_Problem details_
Look through the entries below and report every line that has "charges".

Website and app data records
━━━

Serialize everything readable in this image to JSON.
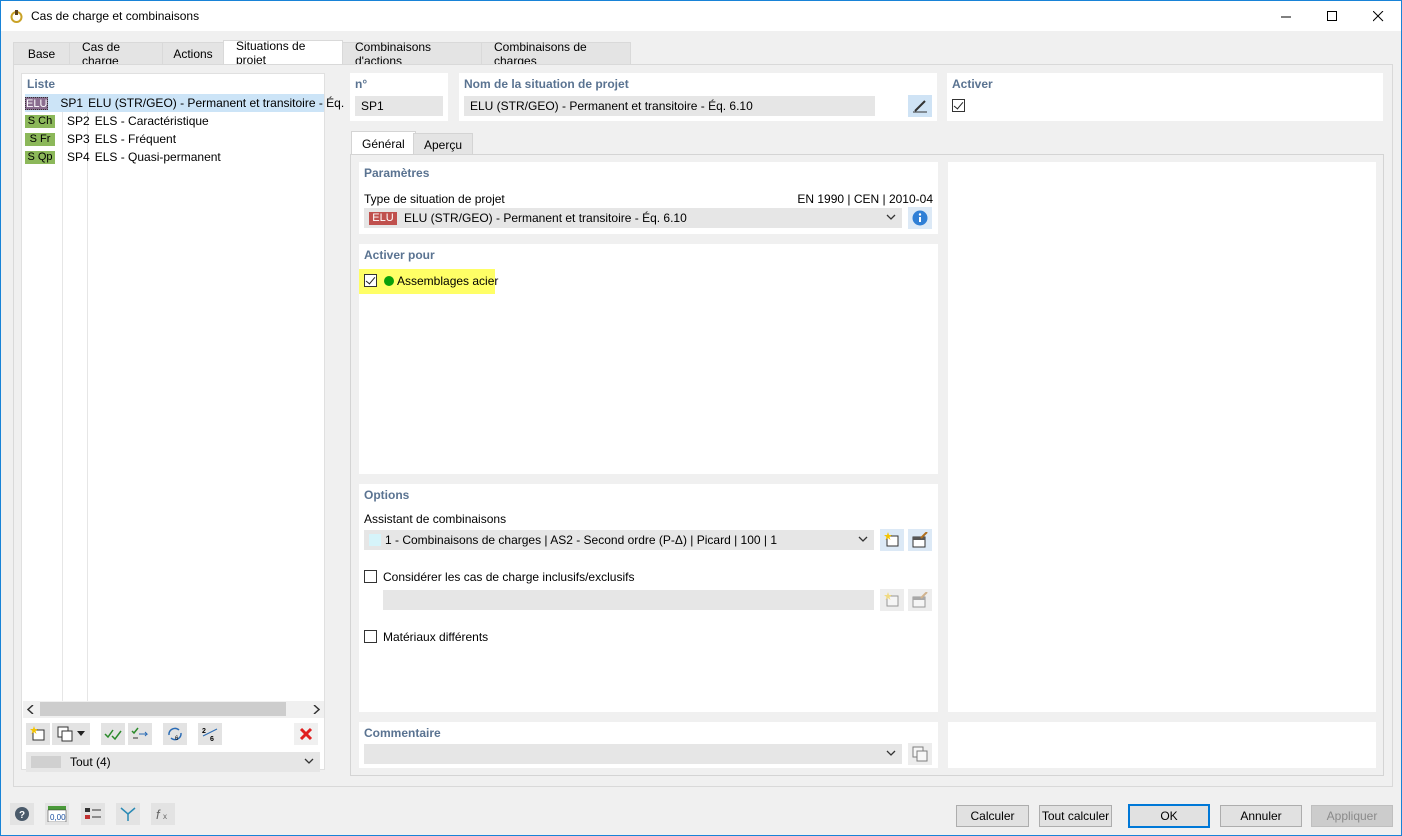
{
  "window": {
    "title": "Cas de charge et combinaisons"
  },
  "tabs": [
    "Base",
    "Cas de charge",
    "Actions",
    "Situations de projet",
    "Combinaisons d'actions",
    "Combinaisons de charges"
  ],
  "list": {
    "header": "Liste",
    "items": [
      {
        "tag": "ELU",
        "tag_color": "#8a6d8f",
        "id": "SP1",
        "label": "ELU (STR/GEO) - Permanent et transitoire - Éq.",
        "selected": true
      },
      {
        "tag": "S Ch",
        "tag_color": "#8cb85a",
        "id": "SP2",
        "label": "ELS - Caractéristique"
      },
      {
        "tag": "S Fr",
        "tag_color": "#8cb85a",
        "id": "SP3",
        "label": "ELS - Fréquent"
      },
      {
        "tag": "S Qp",
        "tag_color": "#8cb85a",
        "id": "SP4",
        "label": "ELS - Quasi-permanent"
      }
    ],
    "filter": "Tout (4)"
  },
  "number": {
    "label": "n°",
    "value": "SP1"
  },
  "name": {
    "label": "Nom de la situation de projet",
    "value": "ELU (STR/GEO) - Permanent et transitoire - Éq. 6.10"
  },
  "activate": {
    "label": "Activer",
    "checked": true
  },
  "subtabs": [
    "Général",
    "Aperçu"
  ],
  "params": {
    "header": "Paramètres",
    "type_label": "Type de situation de projet",
    "standard": "EN 1990 | CEN | 2010-04",
    "type_tag": "ELU",
    "type_value": "ELU (STR/GEO) - Permanent et transitoire - Éq. 6.10"
  },
  "activate_for": {
    "header": "Activer pour",
    "item": "Assemblages acier"
  },
  "options": {
    "header": "Options",
    "assistant_label": "Assistant de combinaisons",
    "assistant_value": "1 - Combinaisons de charges | AS2 - Second ordre (P-Δ) | Picard | 100 | 1",
    "inclusive_label": "Considérer les cas de charge inclusifs/exclusifs",
    "materials_label": "Matériaux différents"
  },
  "comment": {
    "header": "Commentaire"
  },
  "buttons": {
    "calculate": "Calculer",
    "calculate_all": "Tout calculer",
    "ok": "OK",
    "cancel": "Annuler",
    "apply": "Appliquer"
  },
  "colors": {
    "accent": "#0078d7",
    "group_header": "#5a7391",
    "elu_red": "#c0504d",
    "highlight": "#ffff66"
  }
}
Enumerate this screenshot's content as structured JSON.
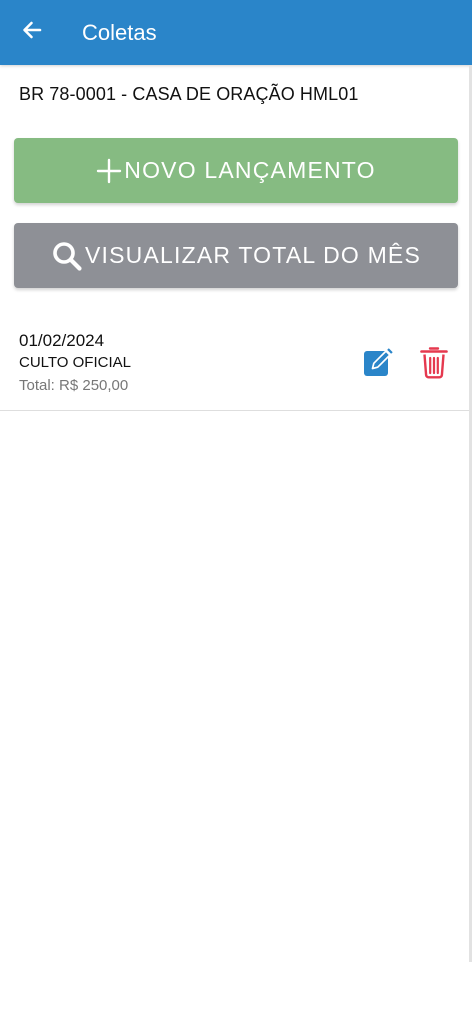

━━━

_Solution to this exercise_
    "Combinaisons de charges"
    "assistant_value": "1 - Combinaisons de charges | AS2 - Second ordre (P-Δ) | Picard | 100 | 1",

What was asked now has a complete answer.